The Express and the News newspapers are combined for the day.

February 4 in San Antonio history…

World War I -1916
Austrian forces occupy Kroja, 25 miles north of Durazzo in modern-day Albania.

Work on the state park to surround the Alamo will start immediately.  Included in the $82,000 project is preservation work on the shrine, erection of a museum, landscaping, sprinklers and plaques.

Final plans and specifications for initial buildings, site development and utility distribution system at the new University of Texas at San Antonio were approved by UT regents today.  Plans cover seven buildings encompassing 7000,000 gross square feet of floor space at an estimated cost of $36,522,000.

August 26 in San Antonio history…

World War I – 1915
German Imperial Chancellor  Dr. von Bethmann-Hollweg stated today that the sinking of the Arabic, if caused by a German submarine, was not a “deliberately unfriendly” attack but – if the version of the incident published is true – the arbitrary act of a submarine commander and not only not sanctioned but decidedly condemned by the German government.  He also stated that Germany is most desirous of maintaining peace and friendly relations with the United States.

The San Antonio public schools are placed under city control.

Another bit of San Antonio’s romantic atmosphere – the portable chili stands on Haymarket Plaza – has vanished before the onslaught of civilization in the form of the city’s sanitation law. The matter has been kept under wraps for fear civic organizations would contest the passing of the “chili queens.”

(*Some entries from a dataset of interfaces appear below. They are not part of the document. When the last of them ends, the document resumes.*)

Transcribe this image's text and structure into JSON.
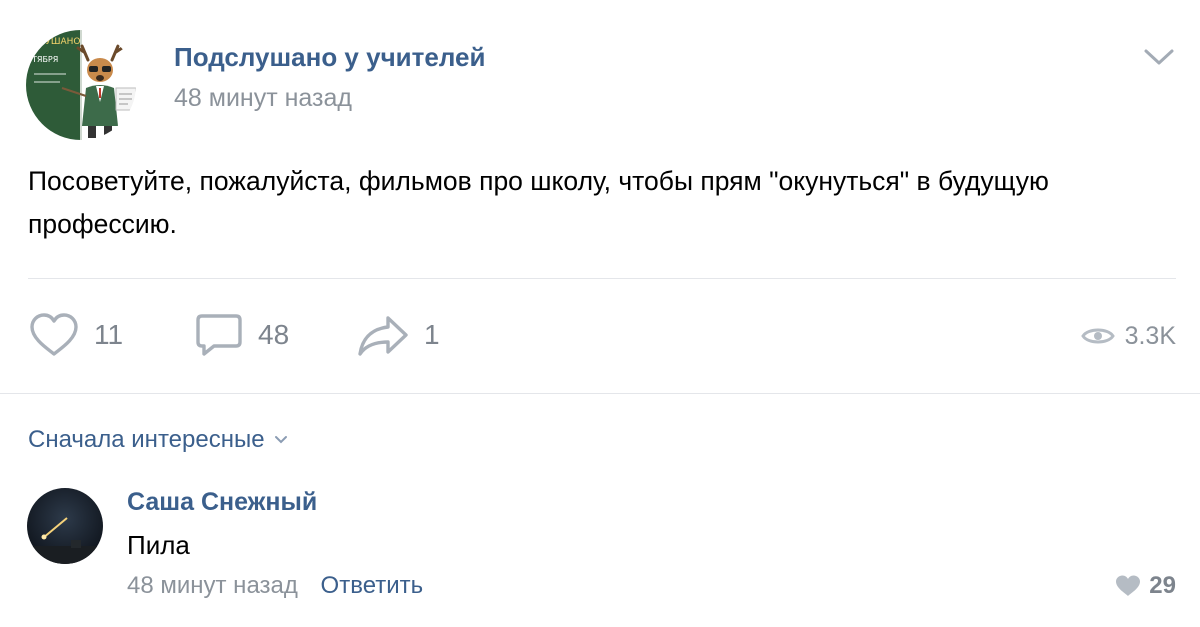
{
  "post": {
    "author": "Подслушано у учителей",
    "time": "48 минут назад",
    "avatar_text_top": "...ЛУШАНО",
    "avatar_text_board": "ТЯБРЯ",
    "text": "Посоветуйте, пожалуйста, фильмов про школу, чтобы прям \"окунуться\" в будущую профессию.",
    "actions": {
      "likes": "11",
      "comments": "48",
      "shares": "1",
      "views": "3.3K"
    }
  },
  "comments_section": {
    "sort_label": "Сначала интересные",
    "comments": [
      {
        "author": "Саша Снежный",
        "text": "Пила",
        "time": "48 минут назад",
        "reply_label": "Ответить",
        "likes": "29"
      }
    ]
  },
  "colors": {
    "link_blue": "#3b5f8c",
    "muted_gray": "#8b929a",
    "icon_gray": "#7d848d",
    "divider": "#e4e6ea",
    "avatar_board_green": "#2e5b38"
  },
  "icons": {
    "menu": "chevron-down-icon",
    "like": "heart-icon",
    "comment": "comment-icon",
    "share": "share-arrow-icon",
    "views": "eye-icon",
    "sort": "chevron-down-icon",
    "comment_like": "heart-filled-icon"
  }
}
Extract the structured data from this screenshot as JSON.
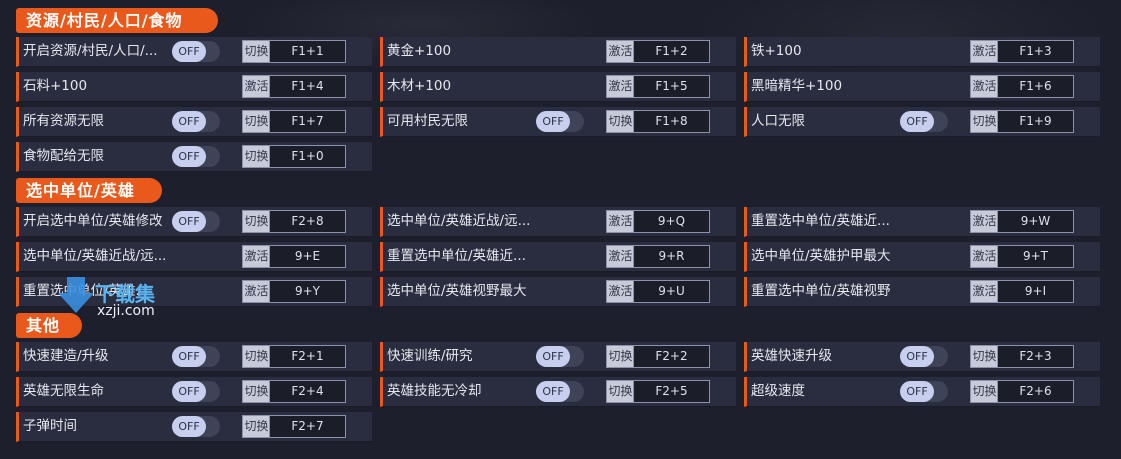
{
  "sections": [
    {
      "title": "资源/村民/人口/食物",
      "rows": [
        [
          {
            "name": "开启资源/村民/人口/...",
            "toggle": "OFF",
            "action": "切换",
            "key": "F1+1"
          },
          {
            "name": "黄金+100",
            "action": "激活",
            "key": "F1+2"
          },
          {
            "name": "铁+100",
            "action": "激活",
            "key": "F1+3"
          }
        ],
        [
          {
            "name": "石料+100",
            "action": "激活",
            "key": "F1+4"
          },
          {
            "name": "木材+100",
            "action": "激活",
            "key": "F1+5"
          },
          {
            "name": "黑暗精华+100",
            "action": "激活",
            "key": "F1+6"
          }
        ],
        [
          {
            "name": "所有资源无限",
            "toggle": "OFF",
            "action": "切换",
            "key": "F1+7"
          },
          {
            "name": "可用村民无限",
            "toggle": "OFF",
            "action": "切换",
            "key": "F1+8"
          },
          {
            "name": "人口无限",
            "toggle": "OFF",
            "action": "切换",
            "key": "F1+9"
          }
        ],
        [
          {
            "name": "食物配给无限",
            "toggle": "OFF",
            "action": "切换",
            "key": "F1+0"
          }
        ]
      ]
    },
    {
      "title": "选中单位/英雄",
      "rows": [
        [
          {
            "name": "开启选中单位/英雄修改",
            "toggle": "OFF",
            "action": "切换",
            "key": "F2+8"
          },
          {
            "name": "选中单位/英雄近战/远...",
            "action": "激活",
            "key": "9+Q"
          },
          {
            "name": "重置选中单位/英雄近...",
            "action": "激活",
            "key": "9+W"
          }
        ],
        [
          {
            "name": "选中单位/英雄近战/远...",
            "action": "激活",
            "key": "9+E"
          },
          {
            "name": "重置选中单位/英雄近...",
            "action": "激活",
            "key": "9+R"
          },
          {
            "name": "选中单位/英雄护甲最大",
            "action": "激活",
            "key": "9+T"
          }
        ],
        [
          {
            "name": "重置选中单位/英雄...",
            "action": "激活",
            "key": "9+Y"
          },
          {
            "name": "选中单位/英雄视野最大",
            "action": "激活",
            "key": "9+U"
          },
          {
            "name": "重置选中单位/英雄视野",
            "action": "激活",
            "key": "9+I"
          }
        ]
      ]
    },
    {
      "title": "其他",
      "rows": [
        [
          {
            "name": "快速建造/升级",
            "toggle": "OFF",
            "action": "切换",
            "key": "F2+1"
          },
          {
            "name": "快速训练/研究",
            "toggle": "OFF",
            "action": "切换",
            "key": "F2+2"
          },
          {
            "name": "英雄快速升级",
            "toggle": "OFF",
            "action": "切换",
            "key": "F2+3"
          }
        ],
        [
          {
            "name": "英雄无限生命",
            "toggle": "OFF",
            "action": "切换",
            "key": "F2+4"
          },
          {
            "name": "英雄技能无冷却",
            "toggle": "OFF",
            "action": "切换",
            "key": "F2+5"
          },
          {
            "name": "超级速度",
            "toggle": "OFF",
            "action": "切换",
            "key": "F2+6"
          }
        ],
        [
          {
            "name": "子弹时间",
            "toggle": "OFF",
            "action": "切换",
            "key": "F2+7"
          }
        ]
      ]
    }
  ],
  "watermark": {
    "brand": "下载集",
    "domain": "xzji.com"
  },
  "colors": {
    "accent": "#e8591b",
    "background": "#1d1f2c",
    "row": "#2a2d3f",
    "toggle_knob": "#c8cfee"
  }
}
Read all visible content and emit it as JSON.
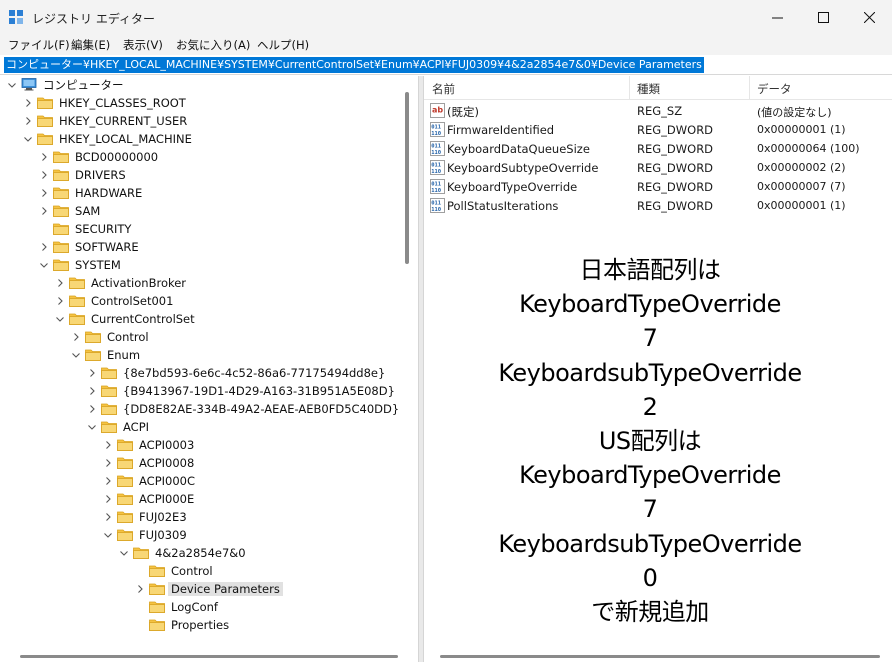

The movie theater at McCreeless Mall closes.

August 13 in San Antonio history…

Mary, a 26-year-old spider monkey known to thousands of San Antonians, died in the Brackenridge Park zoo hospital this morning. She was the first animal to be placed in the zoo and the first spider monkey born in the U.S.

The Dallas Cowboys play their first game in the state of Texas right here in San Antonio – an exhibition game in Alamo Stadium against the newly relocated (from Chicago) St. Louis Cardinals.  The Cardinals, featuring Texas Aggies John David Crow &  Bobby Joe Conrad, win, 20-13.

Northside School District opens three new elementary schools – Monroe May , Virginia Myers and Henry Steubing – thanks to a $98 million bond package approved by voters in 1995.

July 17 in San Antonio history…

World War I – 1915
The San Antonio Light reports that the British liner Orduna with 227 passengers aboard, twenty-one of whom were Americans, was attacked without warning by a German submarine at 6 a.m. July 9, sixteen hours out of Liverpool, on her way to New York. Announcement of the attack was made by the ship’s captain. Thomas McComb Tnylor, and passengers. when the Orduna reached new York today.

San Antonio’s city limits are set as one square league with the dome of San Fernando Cathedral as center, divided into four wards.

Police Chief Owen Kilday said he is considering the installation of two-way radio sets in police scout cars so officers may confer with headquarters without having to stop to telephone.

Clara Driscoll, known as the “Savior of the Alamo” dies in her penthouse at the Driscoll Hotel in Corpus Christi. She is the fourth person to lie in state at the Alamo and is buried at Alamo Masonic Cemetery.

December 22 in San Antonio history…

Bexar County is officially organized.

“The Crimson Tide Special” train containing the Alabama eleven, stops in San Antonio for a brief workout before continuing on their way to the Rose Bowl. Alabama player Bill Young is stricken with appendicitis and will listen to the Rose Bowl from a Del Rio hospital room.  The 1934 Alabama team featured star end Don Hutson and the other lesser-known end, nicknamed “Bear” – Paul Bryant.

Three years later, again on their way to California for the Rose Bowl, the Alabama Crimson Tide football team stops in San Antonio for a workout.  This time Captain Leroy Monsky suffers a gash requiring stitches during the workout at Eagle Field.  He plays in the Rose Bowl anyway.